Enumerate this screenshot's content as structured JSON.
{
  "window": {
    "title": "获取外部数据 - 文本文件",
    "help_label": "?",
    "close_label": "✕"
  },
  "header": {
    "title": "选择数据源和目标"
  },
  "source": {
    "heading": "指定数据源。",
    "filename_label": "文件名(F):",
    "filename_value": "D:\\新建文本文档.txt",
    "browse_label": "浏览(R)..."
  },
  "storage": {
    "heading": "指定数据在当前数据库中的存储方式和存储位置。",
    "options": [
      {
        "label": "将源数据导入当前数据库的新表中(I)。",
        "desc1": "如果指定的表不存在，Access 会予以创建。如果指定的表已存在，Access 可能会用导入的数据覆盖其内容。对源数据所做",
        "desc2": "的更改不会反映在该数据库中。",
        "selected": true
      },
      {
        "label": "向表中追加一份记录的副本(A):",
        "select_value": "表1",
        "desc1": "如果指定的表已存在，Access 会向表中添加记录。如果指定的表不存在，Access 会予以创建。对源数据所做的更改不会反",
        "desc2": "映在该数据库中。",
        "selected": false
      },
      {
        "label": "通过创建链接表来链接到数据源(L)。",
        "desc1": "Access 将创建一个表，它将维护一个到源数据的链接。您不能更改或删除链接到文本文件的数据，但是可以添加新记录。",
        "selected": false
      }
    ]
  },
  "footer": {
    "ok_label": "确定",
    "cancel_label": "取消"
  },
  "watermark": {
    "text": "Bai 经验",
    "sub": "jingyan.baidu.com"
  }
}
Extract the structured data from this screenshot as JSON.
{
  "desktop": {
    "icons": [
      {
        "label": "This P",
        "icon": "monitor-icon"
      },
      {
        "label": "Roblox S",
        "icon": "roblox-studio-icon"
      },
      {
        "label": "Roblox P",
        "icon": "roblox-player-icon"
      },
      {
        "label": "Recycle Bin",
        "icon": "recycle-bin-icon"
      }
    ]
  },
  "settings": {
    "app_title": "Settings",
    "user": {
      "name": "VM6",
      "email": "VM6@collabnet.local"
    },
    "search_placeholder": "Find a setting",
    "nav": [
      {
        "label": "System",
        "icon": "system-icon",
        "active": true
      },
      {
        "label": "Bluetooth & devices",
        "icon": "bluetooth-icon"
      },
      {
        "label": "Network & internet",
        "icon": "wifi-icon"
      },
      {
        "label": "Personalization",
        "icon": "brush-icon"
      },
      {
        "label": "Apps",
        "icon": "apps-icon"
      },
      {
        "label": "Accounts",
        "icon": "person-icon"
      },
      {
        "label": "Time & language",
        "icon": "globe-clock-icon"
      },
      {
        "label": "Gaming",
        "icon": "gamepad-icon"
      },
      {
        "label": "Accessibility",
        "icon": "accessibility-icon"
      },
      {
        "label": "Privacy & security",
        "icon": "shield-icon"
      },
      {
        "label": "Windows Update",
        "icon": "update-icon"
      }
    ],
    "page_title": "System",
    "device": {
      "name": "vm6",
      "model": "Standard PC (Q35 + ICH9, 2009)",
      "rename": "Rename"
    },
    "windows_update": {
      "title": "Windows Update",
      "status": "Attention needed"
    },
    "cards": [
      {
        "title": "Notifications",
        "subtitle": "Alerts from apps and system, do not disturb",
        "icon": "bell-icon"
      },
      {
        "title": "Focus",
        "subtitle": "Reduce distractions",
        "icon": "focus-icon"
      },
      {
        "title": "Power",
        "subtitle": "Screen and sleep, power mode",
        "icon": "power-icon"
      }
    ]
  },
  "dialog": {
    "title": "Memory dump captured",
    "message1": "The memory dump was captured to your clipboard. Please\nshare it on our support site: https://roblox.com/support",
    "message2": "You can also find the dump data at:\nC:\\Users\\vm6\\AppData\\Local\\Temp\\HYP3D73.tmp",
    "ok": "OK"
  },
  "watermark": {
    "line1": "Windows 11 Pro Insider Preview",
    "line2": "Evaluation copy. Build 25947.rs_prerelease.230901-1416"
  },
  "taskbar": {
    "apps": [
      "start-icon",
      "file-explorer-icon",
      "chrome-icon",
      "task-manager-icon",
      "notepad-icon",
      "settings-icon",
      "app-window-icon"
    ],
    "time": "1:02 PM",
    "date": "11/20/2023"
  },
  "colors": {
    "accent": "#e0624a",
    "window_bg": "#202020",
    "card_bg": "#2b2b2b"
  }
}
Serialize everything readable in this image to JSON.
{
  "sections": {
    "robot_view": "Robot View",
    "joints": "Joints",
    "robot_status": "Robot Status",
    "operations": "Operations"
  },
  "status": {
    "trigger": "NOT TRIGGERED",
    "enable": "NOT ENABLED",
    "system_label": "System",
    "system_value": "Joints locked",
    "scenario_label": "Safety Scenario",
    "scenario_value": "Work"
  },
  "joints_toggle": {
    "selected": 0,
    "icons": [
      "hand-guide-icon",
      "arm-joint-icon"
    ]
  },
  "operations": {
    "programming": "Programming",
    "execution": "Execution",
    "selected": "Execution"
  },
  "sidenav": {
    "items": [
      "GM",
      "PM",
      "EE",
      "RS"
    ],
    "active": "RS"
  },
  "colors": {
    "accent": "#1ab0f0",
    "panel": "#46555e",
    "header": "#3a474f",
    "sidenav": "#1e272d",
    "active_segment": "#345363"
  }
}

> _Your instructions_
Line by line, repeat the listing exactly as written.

> _Answer box_
Enumerate this screenshot's content as structured JSON.
{
  "window": {
    "title": "获取外部数据 - 文本文件",
    "help_label": "?",
    "close_label": "✕"
  },
  "header": {
    "title": "选择数据源和目标"
  },
  "source": {
    "heading": "指定数据源。",
    "filename_label": "文件名(F):",
    "filename_value": "D:\\新建文本文档.txt",
    "browse_label": "浏览(R)..."
  },
  "storage": {
    "heading": "指定数据在当前数据库中的存储方式和存储位置。",
    "options": [
      {
        "label": "将源数据导入当前数据库的新表中(I)。",
        "desc1": "如果指定的表不存在，Access 会予以创建。如果指定的表已存在，Access 可能会用导入的数据覆盖其内容。对源数据所做",
        "desc2": "的更改不会反映在该数据库中。",
        "selected": true
      },
      {
        "label": "向表中追加一份记录的副本(A):",
        "select_value": "表1",
        "desc1": "如果指定的表已存在，Access 会向表中添加记录。如果指定的表不存在，Access 会予以创建。对源数据所做的更改不会反",
        "desc2": "映在该数据库中。",
        "selected": false
      },
      {
        "label": "通过创建链接表来链接到数据源(L)。",
        "desc1": "Access 将创建一个表，它将维护一个到源数据的链接。您不能更改或删除链接到文本文件的数据，但是可以添加新记录。",
        "selected": false
      }
    ]
  },
  "footer": {
    "ok_label": "确定",
    "cancel_label": "取消"
  },
  "watermark": {
    "text": "Bai 经验",
    "sub": "jingyan.baidu.com"
  }
}
Extract the structured data from this screenshot as JSON.
{
  "desktop": {
    "icons": [
      {
        "label": "This P",
        "icon": "monitor-icon"
      },
      {
        "label": "Roblox S",
        "icon": "roblox-studio-icon"
      },
      {
        "label": "Roblox P",
        "icon": "roblox-player-icon"
      },
      {
        "label": "Recycle Bin",
        "icon": "recycle-bin-icon"
      }
    ]
  },
  "settings": {
    "app_title": "Settings",
    "user": {
      "name": "VM6",
      "email": "VM6@collabnet.local"
    },
    "search_placeholder": "Find a setting",
    "nav": [
      {
        "label": "System",
        "icon": "system-icon",
        "active": true
      },
      {
        "label": "Bluetooth & devices",
        "icon": "bluetooth-icon"
      },
      {
        "label": "Network & internet",
        "icon": "wifi-icon"
      },
      {
        "label": "Personalization",
        "icon": "brush-icon"
      },
      {
        "label": "Apps",
        "icon": "apps-icon"
      },
      {
        "label": "Accounts",
        "icon": "person-icon"
      },
      {
        "label": "Time & language",
        "icon": "globe-clock-icon"
      },
      {
        "label": "Gaming",
        "icon": "gamepad-icon"
      },
      {
        "label": "Accessibility",
        "icon": "accessibility-icon"
      },
      {
        "label": "Privacy & security",
        "icon": "shield-icon"
      },
      {
        "label": "Windows Update",
        "icon": "update-icon"
      }
    ],
    "page_title": "System",
    "device": {
      "name": "vm6",
      "model": "Standard PC (Q35 + ICH9, 2009)",
      "rename": "Rename"
    },
    "windows_update": {
      "title": "Windows Update",
      "status": "Attention needed"
    },
    "cards": [
      {
        "title": "Notifications",
        "subtitle": "Alerts from apps and system, do not disturb",
        "icon": "bell-icon"
      },
      {
        "title": "Focus",
        "subtitle": "Reduce distractions",
        "icon": "focus-icon"
      },
      {
        "title": "Power",
        "subtitle": "Screen and sleep, power mode",
        "icon": "power-icon"
      }
    ]
  },
  "dialog": {
    "title": "Memory dump captured",
    "message1": "The memory dump was captured to your clipboard. Please\nshare it on our support site: https://roblox.com/support",
    "message2": "You can also find the dump data at:\nC:\\Users\\vm6\\AppData\\Local\\Temp\\HYP3D73.tmp",
    "ok": "OK"
  },
  "watermark": {
    "line1": "Windows 11 Pro Insider Preview",
    "line2": "Evaluation copy. Build 25947.rs_prerelease.230901-1416"
  },
  "taskbar": {
    "apps": [
      "start-icon",
      "file-explorer-icon",
      "chrome-icon",
      "task-manager-icon",
      "notepad-icon",
      "settings-icon",
      "app-window-icon"
    ],
    "time": "1:02 PM",
    "date": "11/20/2023"
  },
  "colors": {
    "accent": "#e0624a",
    "window_bg": "#202020",
    "card_bg": "#2b2b2b"
  }
}
Serialize everything readable in this image to JSON.
{
  "sections": {
    "robot_view": "Robot View",
    "joints": "Joints",
    "robot_status": "Robot Status",
    "operations": "Operations"
  },
  "status": {
    "trigger": "NOT TRIGGERED",
    "enable": "NOT ENABLED",
    "system_label": "System",
    "system_value": "Joints locked",
    "scenario_label": "Safety Scenario",
    "scenario_value": "Work"
  },
  "joints_toggle": {
    "selected": 0,
    "icons": [
      "hand-guide-icon",
      "arm-joint-icon"
    ]
  },
  "operations": {
    "programming": "Programming",
    "execution": "Execution",
    "selected": "Execution"
  },
  "sidenav": {
    "items": [
      "GM",
      "PM",
      "EE",
      "RS"
    ],
    "active": "RS"
  },
  "colors": {
    "accent": "#1ab0f0",
    "panel": "#46555e",
    "header": "#3a474f",
    "sidenav": "#1e272d",
    "active_segment": "#345363"
  }
}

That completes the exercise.